In a word, stunning.
Get it, absorb it, and then keep it forever as reference. If you take these lessons to heart, you WILL be a better artist.
The first chapter in Understanding Comics is great because it discusses the history of comics, and some great activities can be done having students think about and search for comics in the real world and instances of comics in history. This chapter really validates the fact that comics are interesting and useful, rather than just being treated as a 'fake' art or a 'not really real' subject.

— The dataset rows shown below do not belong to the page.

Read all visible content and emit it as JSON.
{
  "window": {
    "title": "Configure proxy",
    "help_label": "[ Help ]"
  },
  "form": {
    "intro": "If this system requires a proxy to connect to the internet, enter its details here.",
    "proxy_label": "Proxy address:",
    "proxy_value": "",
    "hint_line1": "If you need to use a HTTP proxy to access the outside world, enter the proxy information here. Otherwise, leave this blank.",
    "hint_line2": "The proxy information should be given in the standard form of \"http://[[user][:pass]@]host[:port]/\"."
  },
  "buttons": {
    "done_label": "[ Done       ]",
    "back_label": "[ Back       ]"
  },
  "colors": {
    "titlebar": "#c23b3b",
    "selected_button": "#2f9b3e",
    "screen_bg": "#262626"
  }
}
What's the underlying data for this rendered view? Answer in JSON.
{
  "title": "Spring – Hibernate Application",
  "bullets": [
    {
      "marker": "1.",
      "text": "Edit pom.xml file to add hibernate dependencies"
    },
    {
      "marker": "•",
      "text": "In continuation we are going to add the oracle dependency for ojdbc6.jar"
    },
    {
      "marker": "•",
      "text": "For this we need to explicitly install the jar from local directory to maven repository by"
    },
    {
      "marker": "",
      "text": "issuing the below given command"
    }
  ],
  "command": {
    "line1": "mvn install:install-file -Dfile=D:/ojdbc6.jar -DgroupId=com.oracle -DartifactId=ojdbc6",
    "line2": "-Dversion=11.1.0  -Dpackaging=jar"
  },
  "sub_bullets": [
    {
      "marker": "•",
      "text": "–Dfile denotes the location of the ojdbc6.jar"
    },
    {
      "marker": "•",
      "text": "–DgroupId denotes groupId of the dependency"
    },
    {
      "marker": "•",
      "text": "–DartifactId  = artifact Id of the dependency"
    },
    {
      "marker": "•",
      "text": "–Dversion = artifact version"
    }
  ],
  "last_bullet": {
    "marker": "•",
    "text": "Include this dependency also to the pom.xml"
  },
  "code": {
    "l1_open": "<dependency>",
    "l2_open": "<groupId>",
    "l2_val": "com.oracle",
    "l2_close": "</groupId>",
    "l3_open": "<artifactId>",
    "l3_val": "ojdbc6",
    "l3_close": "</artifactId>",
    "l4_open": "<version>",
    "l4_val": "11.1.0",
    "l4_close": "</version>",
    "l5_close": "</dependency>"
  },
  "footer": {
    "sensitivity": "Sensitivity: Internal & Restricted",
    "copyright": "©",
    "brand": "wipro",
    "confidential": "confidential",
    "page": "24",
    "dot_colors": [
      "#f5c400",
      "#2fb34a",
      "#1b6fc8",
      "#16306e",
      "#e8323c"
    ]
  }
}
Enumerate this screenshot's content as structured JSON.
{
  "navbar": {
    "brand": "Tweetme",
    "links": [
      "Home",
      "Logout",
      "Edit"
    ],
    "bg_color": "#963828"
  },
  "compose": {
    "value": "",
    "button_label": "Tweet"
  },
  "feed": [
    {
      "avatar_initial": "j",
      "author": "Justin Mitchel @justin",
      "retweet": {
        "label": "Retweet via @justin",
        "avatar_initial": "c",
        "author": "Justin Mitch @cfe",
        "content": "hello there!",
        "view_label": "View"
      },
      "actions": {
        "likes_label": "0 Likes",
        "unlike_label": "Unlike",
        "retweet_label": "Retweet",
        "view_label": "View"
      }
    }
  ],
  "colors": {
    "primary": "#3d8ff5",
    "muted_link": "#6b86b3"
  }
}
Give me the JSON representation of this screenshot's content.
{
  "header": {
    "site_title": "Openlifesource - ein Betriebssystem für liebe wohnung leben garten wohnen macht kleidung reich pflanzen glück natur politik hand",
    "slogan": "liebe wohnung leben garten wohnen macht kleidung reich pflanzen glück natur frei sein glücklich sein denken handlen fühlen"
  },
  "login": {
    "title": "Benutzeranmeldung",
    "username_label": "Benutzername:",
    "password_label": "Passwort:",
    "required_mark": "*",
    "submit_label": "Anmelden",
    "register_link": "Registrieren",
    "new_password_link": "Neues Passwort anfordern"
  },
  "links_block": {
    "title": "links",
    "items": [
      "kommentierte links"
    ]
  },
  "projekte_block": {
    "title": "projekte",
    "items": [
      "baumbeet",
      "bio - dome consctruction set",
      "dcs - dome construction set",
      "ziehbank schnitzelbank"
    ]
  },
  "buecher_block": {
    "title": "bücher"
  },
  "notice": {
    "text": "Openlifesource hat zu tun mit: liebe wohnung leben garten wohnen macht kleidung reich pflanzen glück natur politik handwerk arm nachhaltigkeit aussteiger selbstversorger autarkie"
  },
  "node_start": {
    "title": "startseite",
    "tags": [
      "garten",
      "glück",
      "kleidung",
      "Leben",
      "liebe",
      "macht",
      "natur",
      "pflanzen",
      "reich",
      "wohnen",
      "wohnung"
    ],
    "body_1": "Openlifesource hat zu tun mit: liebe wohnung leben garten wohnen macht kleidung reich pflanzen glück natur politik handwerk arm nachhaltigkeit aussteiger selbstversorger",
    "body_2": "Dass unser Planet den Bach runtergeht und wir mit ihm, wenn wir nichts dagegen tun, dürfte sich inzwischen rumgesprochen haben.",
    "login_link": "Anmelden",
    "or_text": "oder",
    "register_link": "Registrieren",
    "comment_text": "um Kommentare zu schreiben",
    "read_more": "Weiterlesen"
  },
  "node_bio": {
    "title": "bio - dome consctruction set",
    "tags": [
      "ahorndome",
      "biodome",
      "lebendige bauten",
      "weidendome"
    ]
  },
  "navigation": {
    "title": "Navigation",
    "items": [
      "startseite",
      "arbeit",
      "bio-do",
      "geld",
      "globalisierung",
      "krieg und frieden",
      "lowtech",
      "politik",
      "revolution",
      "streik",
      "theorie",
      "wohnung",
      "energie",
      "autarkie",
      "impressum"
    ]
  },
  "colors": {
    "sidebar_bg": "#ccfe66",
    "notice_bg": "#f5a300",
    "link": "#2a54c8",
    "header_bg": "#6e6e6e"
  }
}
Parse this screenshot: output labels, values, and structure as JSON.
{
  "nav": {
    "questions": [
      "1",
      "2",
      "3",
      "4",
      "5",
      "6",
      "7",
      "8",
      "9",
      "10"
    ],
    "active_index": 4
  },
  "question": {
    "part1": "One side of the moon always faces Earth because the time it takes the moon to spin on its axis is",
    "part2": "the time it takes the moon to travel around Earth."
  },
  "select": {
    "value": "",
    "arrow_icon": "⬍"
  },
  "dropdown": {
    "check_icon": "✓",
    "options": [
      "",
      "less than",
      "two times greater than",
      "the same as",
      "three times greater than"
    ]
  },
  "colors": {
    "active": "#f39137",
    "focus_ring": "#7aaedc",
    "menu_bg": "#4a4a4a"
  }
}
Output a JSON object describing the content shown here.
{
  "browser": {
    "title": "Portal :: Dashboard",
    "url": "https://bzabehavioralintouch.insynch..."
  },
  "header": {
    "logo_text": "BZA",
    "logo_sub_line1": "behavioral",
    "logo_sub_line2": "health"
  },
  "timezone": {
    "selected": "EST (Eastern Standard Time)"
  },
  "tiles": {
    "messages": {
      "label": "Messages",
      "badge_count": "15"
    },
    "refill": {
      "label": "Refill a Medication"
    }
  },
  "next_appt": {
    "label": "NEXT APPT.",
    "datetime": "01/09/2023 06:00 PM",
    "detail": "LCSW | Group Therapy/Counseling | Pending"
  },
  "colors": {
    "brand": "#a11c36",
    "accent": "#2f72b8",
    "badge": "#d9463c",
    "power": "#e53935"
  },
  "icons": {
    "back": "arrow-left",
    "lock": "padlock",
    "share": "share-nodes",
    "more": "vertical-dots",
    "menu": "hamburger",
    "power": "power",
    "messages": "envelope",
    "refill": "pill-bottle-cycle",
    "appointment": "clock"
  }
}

Chapter three is excellent because it breaks down transitions not only in American comics, but European and Asian comics as well, and explains his thoughts as to why these differences exist. This allows students to compare the differences and broaden their understanding of how different cultures think differently. This chapter also discusses how comics are subtractive, and lends itself to an excellent lesson whereupon students can draw comics with many pictures, then keep subtracting and combining pictures until they have the miminum number of pictures that tells the gist of their story.
In other chapters: Chapter two discusses word choice and flow in comics, four discusses time, chapter five discusses displaying emotion by using different types of lines (and similarities and differences between comics from different cultures), chapter six discusses how words and ideas complement each other in comics, and chapter seven discusses six steps to making comics.
In my opinion, each book is worth its weight in gold alone for a comic class, but they have a synergistic effect when used in tandem with each other. Concepts from one book flow into the other book, and vice-versa, giving the students in-depth knowledge of both how to make comics and how to understand comics from other authors better. All of the concepts from the chapters can be seen easily in comics online or from newspapers, and so each week I first do the lecture, then use a few examples on the overhead that I have found from other comics, then give the students homework pertaining to the concepts discussed.
Through use of the two books, the students' work is really improving, and it is fun to see them working specifically with each comic element. Each of the concepts discussed in the chapters is a great starting point to get the students' creative juices flowing. I would recommend this book to any teacher or lecturer interested teaching comics at almost any level and to any audience.